In this interpretation, the persecuted adolescent who dresses differently and is the butt of ridicule on the high school playing field is given renewed dignity. The nouveau sissy, as Bas call him, is "a new brand of boy that has the space to move at its own volition, back and forth and in and out of fag limbo." I guess that’s what is called the sexual liberation of the adolescent male.
Bas is hardly alone in focusing on adolescents and their ambiguous desires. From Schuebbe Projects gallery in Düsseldorf, I received an exhibition announcement card with the reproduction of a painting showing a young creature lying pensively in bed, whom I took to be a girl until I checked on the web for other paintings by the same artist, Christian Schoeler. The title of his show, "Studies for a Boy Book," was a dead giveaway.

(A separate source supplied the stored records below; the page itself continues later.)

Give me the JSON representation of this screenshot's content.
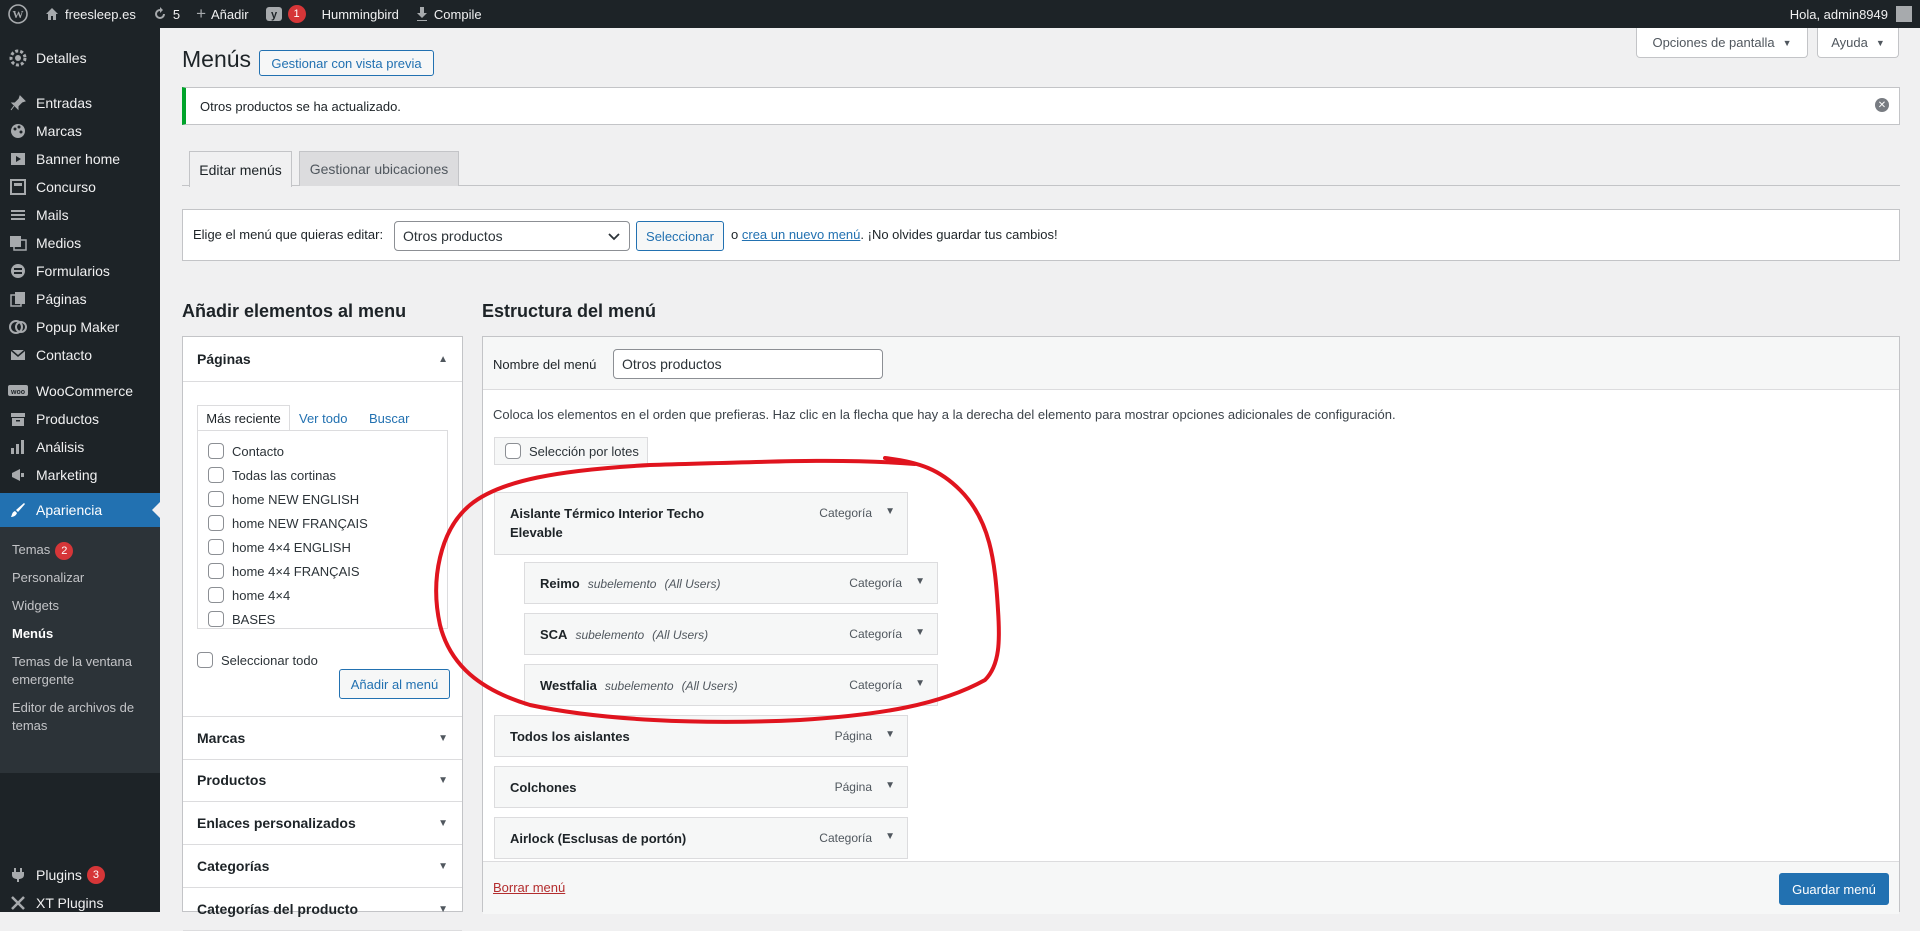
{
  "adminbar": {
    "site_name": "freesleep.es",
    "updates_count": "5",
    "new_label": "Añadir",
    "yoast_badge": "1",
    "hummingbird_label": "Hummingbird",
    "compile_label": "Compile",
    "greeting": "Hola, admin8949"
  },
  "sidebar": {
    "items": [
      {
        "label": "Detalles",
        "icon": "dashboard-icon"
      },
      {
        "label": "Entradas",
        "icon": "pin-icon"
      },
      {
        "label": "Marcas",
        "icon": "palette-icon"
      },
      {
        "label": "Banner home",
        "icon": "video-icon"
      },
      {
        "label": "Concurso",
        "icon": "admin-page-icon"
      },
      {
        "label": "Mails",
        "icon": "list-icon"
      },
      {
        "label": "Medios",
        "icon": "media-icon"
      },
      {
        "label": "Formularios",
        "icon": "forms-icon"
      },
      {
        "label": "Páginas",
        "icon": "pages-icon"
      },
      {
        "label": "Popup Maker",
        "icon": "popup-icon"
      },
      {
        "label": "Contacto",
        "icon": "mail-icon"
      },
      {
        "label": "WooCommerce",
        "icon": "woo-icon"
      },
      {
        "label": "Productos",
        "icon": "archive-icon"
      },
      {
        "label": "Análisis",
        "icon": "chart-icon"
      },
      {
        "label": "Marketing",
        "icon": "megaphone-icon"
      },
      {
        "label": "Apariencia",
        "icon": "brush-icon"
      },
      {
        "label": "Plugins",
        "icon": "plugin-icon",
        "badge": "3"
      },
      {
        "label": "XT Plugins",
        "icon": "xt-icon"
      }
    ],
    "submenu": [
      {
        "label": "Temas",
        "badge": "2"
      },
      {
        "label": "Personalizar"
      },
      {
        "label": "Widgets"
      },
      {
        "label": "Menús"
      },
      {
        "label": "Temas de la ventana emergente"
      },
      {
        "label": "Editor de archivos de temas"
      }
    ]
  },
  "header": {
    "title": "Menús",
    "preview_button": "Gestionar con vista previa",
    "screen_options": "Opciones de pantalla",
    "help": "Ayuda"
  },
  "notice": {
    "strong": "Otros productos",
    "text": " se ha actualizado."
  },
  "tabs": [
    "Editar menús",
    "Gestionar ubicaciones"
  ],
  "manage": {
    "label": "Elige el menú que quieras editar:",
    "selected": "Otros productos",
    "select_button": "Seleccionar",
    "or": "o",
    "create_link": "crea un nuevo menú",
    "reminder": ". ¡No olvides guardar tus cambios!"
  },
  "add_items": {
    "heading": "Añadir elementos al menu",
    "pages_title": "Páginas",
    "inner_tabs": [
      "Más reciente",
      "Ver todo",
      "Buscar"
    ],
    "pages": [
      "Contacto",
      "Todas las cortinas",
      "home NEW ENGLISH",
      "home NEW FRANÇAIS",
      "home 4×4 ENGLISH",
      "home 4×4 FRANÇAIS",
      "home 4×4",
      "BASES"
    ],
    "select_all": "Seleccionar todo",
    "add_button": "Añadir al menú",
    "sections": [
      "Marcas",
      "Productos",
      "Enlaces personalizados",
      "Categorías",
      "Categorías del producto"
    ]
  },
  "structure": {
    "heading": "Estructura del menú",
    "name_label": "Nombre del menú",
    "name_value": "Otros productos",
    "instructions": "Coloca los elementos en el orden que prefieras. Haz clic en la flecha que hay a la derecha del elemento para mostrar opciones adicionales de configuración.",
    "bulk_select": "Selección por lotes",
    "items": [
      {
        "title_line1": "Aislante Térmico Interior Techo",
        "title_line2": "Elevable",
        "type": "Categoría"
      },
      {
        "title": "Reimo",
        "sub": "subelemento",
        "users": "(All Users)",
        "type": "Categoría"
      },
      {
        "title": "SCA",
        "sub": "subelemento",
        "users": "(All Users)",
        "type": "Categoría"
      },
      {
        "title": "Westfalia",
        "sub": "subelemento",
        "users": "(All Users)",
        "type": "Categoría"
      },
      {
        "title": "Todos los aislantes",
        "type": "Página"
      },
      {
        "title": "Colchones",
        "type": "Página"
      },
      {
        "title": "Airlock (Esclusas de portón)",
        "type": "Categoría"
      }
    ],
    "delete_link": "Borrar menú",
    "save_button": "Guardar menú"
  },
  "colors": {
    "accent": "#2271b1",
    "sidebar_bg": "#1d2327",
    "annotation": "#e0141e",
    "success": "#00a32a",
    "badge": "#d63638"
  }
}
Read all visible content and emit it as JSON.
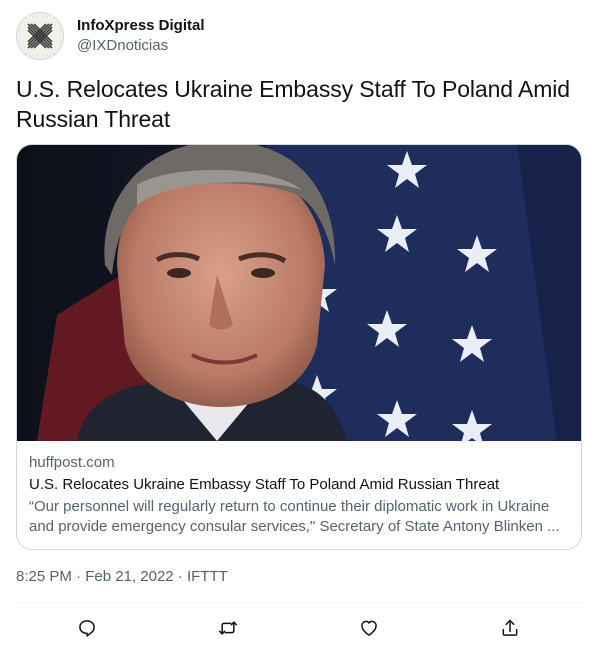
{
  "author": {
    "display_name": "InfoXpress Digital",
    "handle": "@IXDnoticias",
    "avatar_icon": "x-logo-avatar-icon"
  },
  "tweet": {
    "text": "U.S. Relocates Ukraine Embassy Staff To Poland Amid Russian Threat",
    "time": "8:25 PM",
    "date": "Feb 21, 2022",
    "source": "IFTTT"
  },
  "card": {
    "domain": "huffpost.com",
    "title": "U.S. Relocates Ukraine Embassy Staff To Poland Amid Russian Threat",
    "description": "“Our personnel will regularly return to continue their diplomatic work in Ukraine\nand provide emergency consular services,\" Secretary of State Antony Blinken ..."
  },
  "actions": [
    {
      "name": "reply",
      "icon": "reply-icon"
    },
    {
      "name": "retweet",
      "icon": "retweet-icon"
    },
    {
      "name": "like",
      "icon": "heart-icon"
    },
    {
      "name": "share",
      "icon": "share-icon"
    }
  ],
  "colors": {
    "text_primary": "#0f1419",
    "text_secondary": "#536471",
    "border": "#cfd9de",
    "flag_blue": "#1f2d5c",
    "flag_red": "#9c2431"
  }
}
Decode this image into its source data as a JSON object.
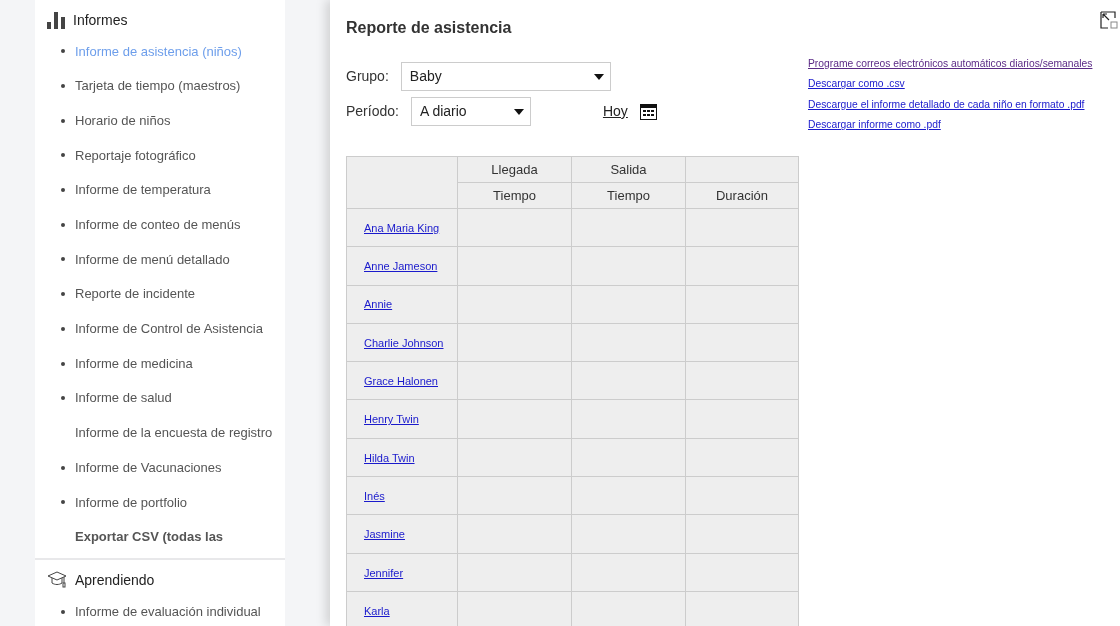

Last fall, at the Nailya Alexander Gallery in New York, a show entitled "ambiguous desires" mined similar territory with photographic prints of attractive kids. The photographer, a Russian named Evgeny Mokhorev, specializes in images of homeless children in St. Petersburg. Boys and girls pose for him half naked. One of them, a boy (?), is seen standing languidly against a wall, his long blond hair flowing down to his shoulders, his hairless torso in full view, as if ready to be propositioned by a gay Humbert Humbert as by a protective motherly female.
Depictions of youth would thus appear to be of transnational interest these days, and they are hardly without recent precedent especially in photography (Robert Maplethorpe, Larry Clark). But if the depiction of skinny adolescents is not new, what is new is their environment. The Lolitos of Mokhorev and Bas survive in a world without adults. Homeless in Mokhorev, abandoned in a limbo between heaven and earth in Bas’ The Great Barrier Wreath and On the Jagged Shores, the boys’ sexual liberation that Bas celebrates will be probably be short lived, and that may be why there is darkness and morbidity in fag limbo.
Michèle C. Cone is a New York-based critic and historian. Her latest book is French Modernisms: Perspectives on Art before, during and after Vichy (Cambridge 2001).